From SKYbrary Wiki
Stress is a bodily response to a stimulus that disturbs or interferes with the “normal” physiological equilibrium of a person and, in the context of aviation, refers to a state of physical, mental or emotional strain due to some external or internal stimulus.
Understanding the factors that lead to stress, as well as how to cope with stressful situations, can greatly improve a individual's performance. Also, understanding that colleagues may react differently to the same stressor is important and can help you control a situation that can quickly get out of hand if an individual is having a negative reaction.
Accidents & Incidents
Events on the SKYbrary database which list stress as a significant contributory factor:
- E55P, Blackbushe UK, 2015 (On 31 July 2015 a Saudi-operated Embraer Phenom on a private flight continued an unstabilised day visual approach to Blackbushe in benign weather conditions. The aircraft touched down with excess speed with almost 70% of the available landing distance behind the aircraft. It overran and was destroyed by impact damage and fire and all occupants died. The Investigation concluded that the combination of factors which created a very high workload for the pilot "may have saturated his mental capacity, impeding his ability to handle new information and adapt his mental model" leading to his continuation of a highly unstable approach.)
- A332, Perth WA Australia, 2014 (On 26 November 2014, an Airbus A330-200 was struck by lightning just after arriving at its allocated stand following a one hour post-landing delay after suspension of ramp operations due to an overhead thunderstorm. Adjacent ground services operatives were subject to electrical discharge from the strike and one who was connected to the aircraft flight deck intercom was rendered unconscious. The Investigation found that the equipment and procedures for mitigation of risk from lightning strikes were not wholly effective and also that perceived operational pressure had contributed to a resumption of ground operations which hindsight indicated had been premature.)
- MD82, Phuket Thailand, 2007 (On 16 September 2007, an MD-82 being operated by One Two Go Airlines attempted a missed approach from close to the runway at Phuket but after the flight crew failed to ensure that the necessary engine thrust was applied, the aircraft failed to establish a climb and after control was lost, the aircraft impacted the ground within the airport perimeter and was destroyed by the impact and a subsequent fire.

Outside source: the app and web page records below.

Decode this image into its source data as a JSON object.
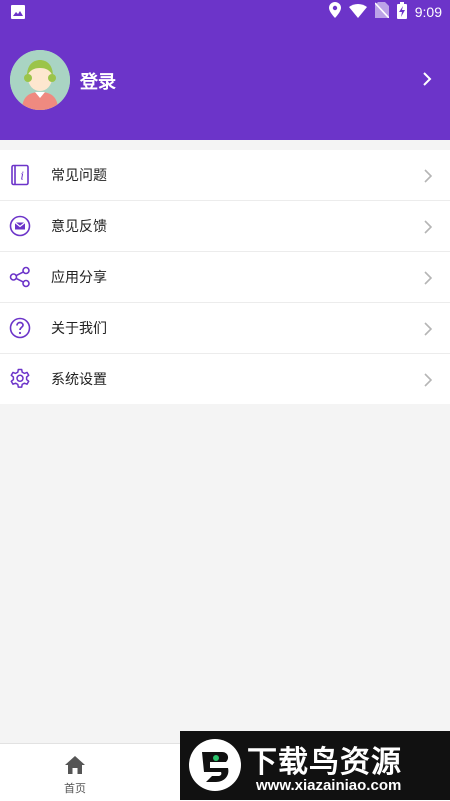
{
  "status_bar": {
    "time": "9:09",
    "icons": [
      "image-icon",
      "location-icon",
      "wifi-icon",
      "no-sim-icon",
      "battery-charging-icon"
    ]
  },
  "header": {
    "login_label": "登录",
    "avatar": "user-avatar"
  },
  "menu": [
    {
      "label": "常见问题",
      "icon": "info-book-icon"
    },
    {
      "label": "意见反馈",
      "icon": "mail-icon"
    },
    {
      "label": "应用分享",
      "icon": "share-icon"
    },
    {
      "label": "关于我们",
      "icon": "question-icon"
    },
    {
      "label": "系统设置",
      "icon": "gear-icon"
    }
  ],
  "bottom_nav": {
    "home_label": "首页"
  },
  "banner": {
    "title": "下载鸟资源",
    "url": "www.xiazainiao.com"
  },
  "colors": {
    "accent": "#6c34c9",
    "background": "#f4f4f4"
  }
}
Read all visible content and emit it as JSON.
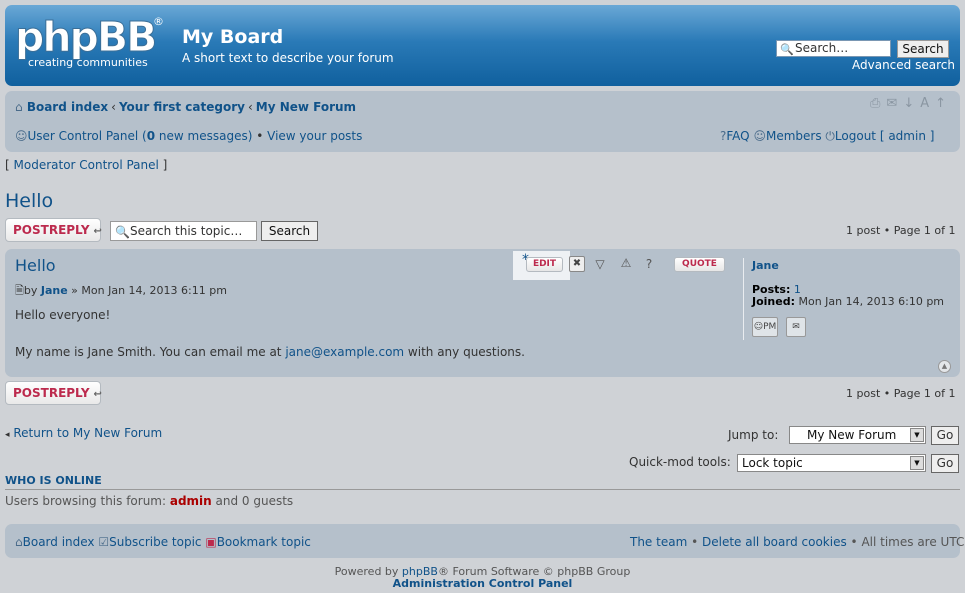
{
  "header": {
    "logo_text": "phpBB",
    "logo_reg": "®",
    "logo_tagline": "creating   communities",
    "site_name": "My Board",
    "site_description": "A short text to describe your forum",
    "search_placeholder": "Search…",
    "search_button": "Search",
    "advanced_search": "Advanced search"
  },
  "breadcrumbs": [
    "Board index",
    "Your first category",
    "My New Forum"
  ],
  "breadcrumb_sep": "‹",
  "user_links": {
    "ucp_prefix": "User Control Panel (",
    "new_count": "0",
    "ucp_suffix": " new messages)",
    "bullet": " • ",
    "view_posts": "View your posts",
    "faq": "FAQ",
    "members": "Members",
    "logout": "Logout [ admin ]"
  },
  "moderator_panel": {
    "open": "[ ",
    "label": "Moderator Control Panel",
    "close": " ]"
  },
  "topic": {
    "title": "Hello",
    "reply_label": "POSTREPLY",
    "search_placeholder": "Search this topic…",
    "search_button": "Search",
    "pagination": "1 post • Page 1 of 1"
  },
  "post": {
    "title": "Hello",
    "by": "by ",
    "author": "Jane",
    "date": " » Mon Jan 14, 2013 6:11 pm",
    "line1": "Hello everyone!",
    "line2_prefix": "My name is Jane Smith. You can email me at ",
    "email": "jane@example.com",
    "line2_suffix": " with any questions.",
    "edit_label": "EDIT",
    "quote_label": "QUOTE",
    "profile": {
      "name": "Jane",
      "posts_label": "Posts:",
      "posts_value": " 1",
      "joined_label": "Joined:",
      "joined_value": " Mon Jan 14, 2013 6:10 pm",
      "pm_label": "PM"
    }
  },
  "bottom": {
    "return_link": "Return to My New Forum",
    "jump_to_label": "Jump to:",
    "jump_to_value": "My New Forum",
    "quickmod_label": "Quick-mod tools:",
    "quickmod_value": "Lock topic",
    "go": "Go"
  },
  "online": {
    "heading": "WHO IS ONLINE",
    "text_prefix": "Users browsing this forum: ",
    "user": "admin",
    "text_suffix": " and 0 guests"
  },
  "footer": {
    "board_index": "Board index",
    "subscribe": "Subscribe topic",
    "bookmark": "Bookmark topic",
    "team": "The team",
    "delete_cookies": "Delete all board cookies",
    "timezone": "All times are UTC",
    "bullet": " • ",
    "powered_prefix": "Powered by ",
    "powered_brand": "phpBB",
    "powered_suffix": "® Forum Software © phpBB Group",
    "acp": "Administration Control Panel"
  },
  "colors": {
    "link": "#105289",
    "accent_red": "#bc2a4d",
    "header_blue": "#10609e",
    "panel": "#b5c0cb"
  },
  "icons": [
    "home-icon",
    "print-icon",
    "email-icon",
    "font-size-icon",
    "user-icon",
    "faq-icon",
    "members-icon",
    "power-icon",
    "search-icon",
    "post-icon",
    "delete-icon",
    "report-icon",
    "warn-icon",
    "info-icon",
    "pm-icon",
    "top-icon",
    "subscribe-icon",
    "bookmark-icon"
  ]
}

Ninety of the 130 occupants were killed, 26 suffered serious injuries and 14 suffered minor injuries.)
- AT45, vicinity Esbjerg Denmark, 2016 (On 27 March 2016 an ATR 42-500 had just departed Esbjerg when the right engine flamed out. It was decided to complete the planned short flight to Billund but on the night IMC approach there, the remaining engine malfunctioned and lost power. The approach was completed and the aircraft evacuated after landing. The Investigation found the left engine failed due to fuel starvation resulting from a faulty fuel quantity indication probably present since recent heavy maintenance and that the right engine had emitted flames during multiple compressor stalls to which it was vulnerable due to in-service deterioration and hot section damage.)

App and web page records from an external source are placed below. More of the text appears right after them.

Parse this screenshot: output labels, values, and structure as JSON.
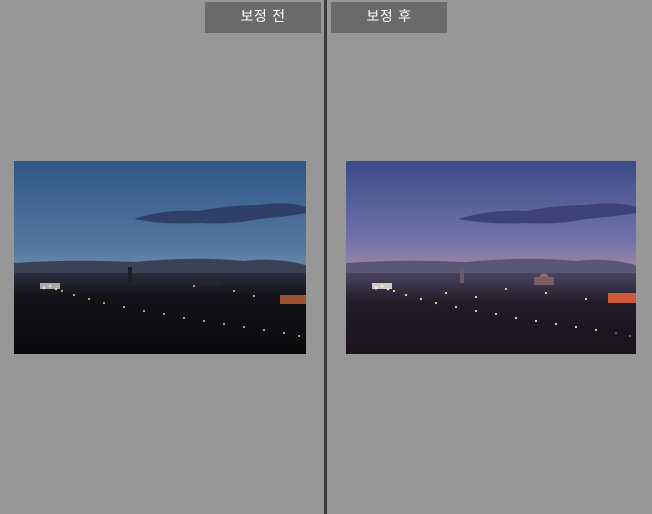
{
  "comparison": {
    "before_label": "보정 전",
    "after_label": "보정 후"
  },
  "photos": {
    "before": {
      "icon": "photo-city-dusk-before",
      "sky_top": "#3a5f8e",
      "sky_bottom": "#8fa6bf",
      "ground": "#101014"
    },
    "after": {
      "icon": "photo-city-dusk-after",
      "sky_top": "#3f4d8c",
      "sky_bottom": "#e39a8c",
      "ground": "#1a1520"
    }
  }
}
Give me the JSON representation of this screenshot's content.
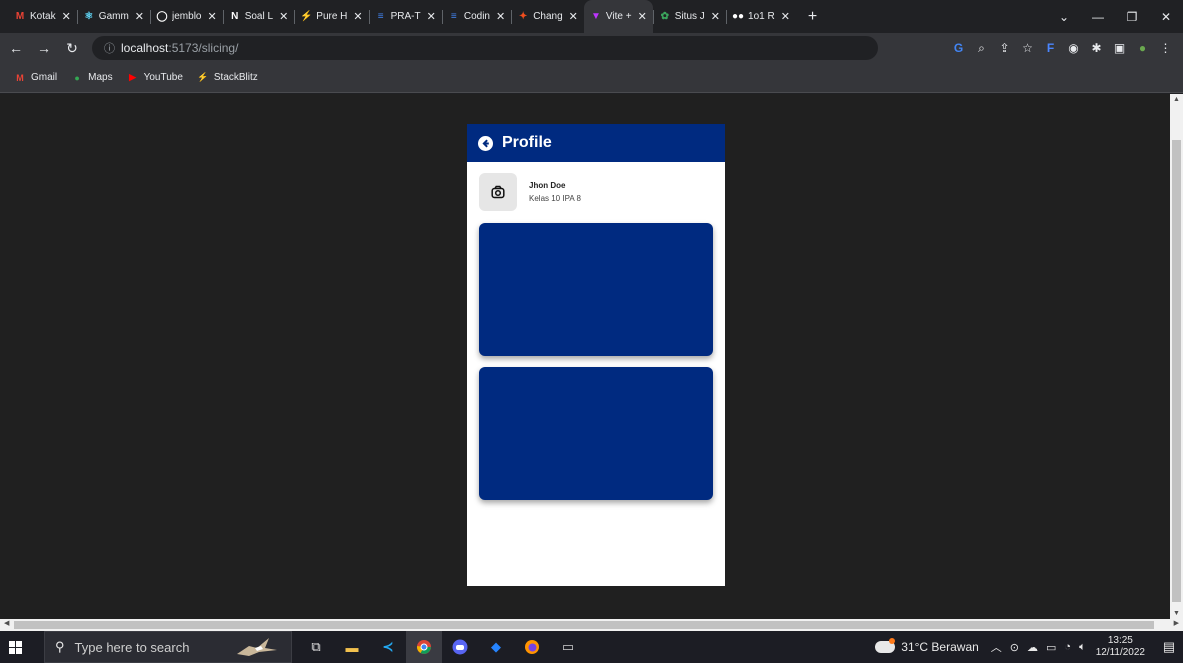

- A319, vicinity Zurich Switzerland, 2014 (On 17 October 2014, two recently type-qualified Airbus A319 pilots responded in a disorganised way after a sudden malfunction soon after take-off from Zurich required one engine to be shutdown. The return to land was flown manually and visually at an excessive airspeed and rate of descent with idle thrust on the remaining engine all the way to a touchdown which occurred without a landing clearance. The Investigation concluded that the poor performance of the pilots had been founded on a lack of prior analysis of the situation, poor CRM and non-compliance with system management and operational requirements.)
Related OGHFA Situational Examples
|Situational Example||Flight Phase|
|De-icing and Latent Organisational Factors (OGHFA SE)||Take Off|
|Disorientation During Vectored Go-Around (OGHFA SE)||Missed Approach|
|Fuel Leak and Confirmation Bias (OGHFA SE)||Climb, Cruise, Descent|
|Fuel Starvation, Stress, Fatigue and Nonstandard Phraseology (OGHFA SE)||Cruise, Descent|
|Landing Gear Failure (OGHFA SE)||Landing|
|Takeoff Weight Entry Error and Fatigue (OGHFA SE)||Take Off|
|Unidentified Fire On Board (OGHFA SE)||Cruise, Descent, Landing|
Related OGHFA Material
- Flight Safety Australia: Fit to Fly?
- Fighting Pilot Fatigue, video by Boeing’s Fatigue Risk Management team in partnership with Delta airlines to portray the effects of fatigue on pilots. It describes technologies in the flight deck that can monitor and prevent fatigue-related events.
- Safety Behaviours: Human Factors Resource Guide for Engineers, CASA (Australia), 2013. Chapter 6 deals with stress for maintenance personnel.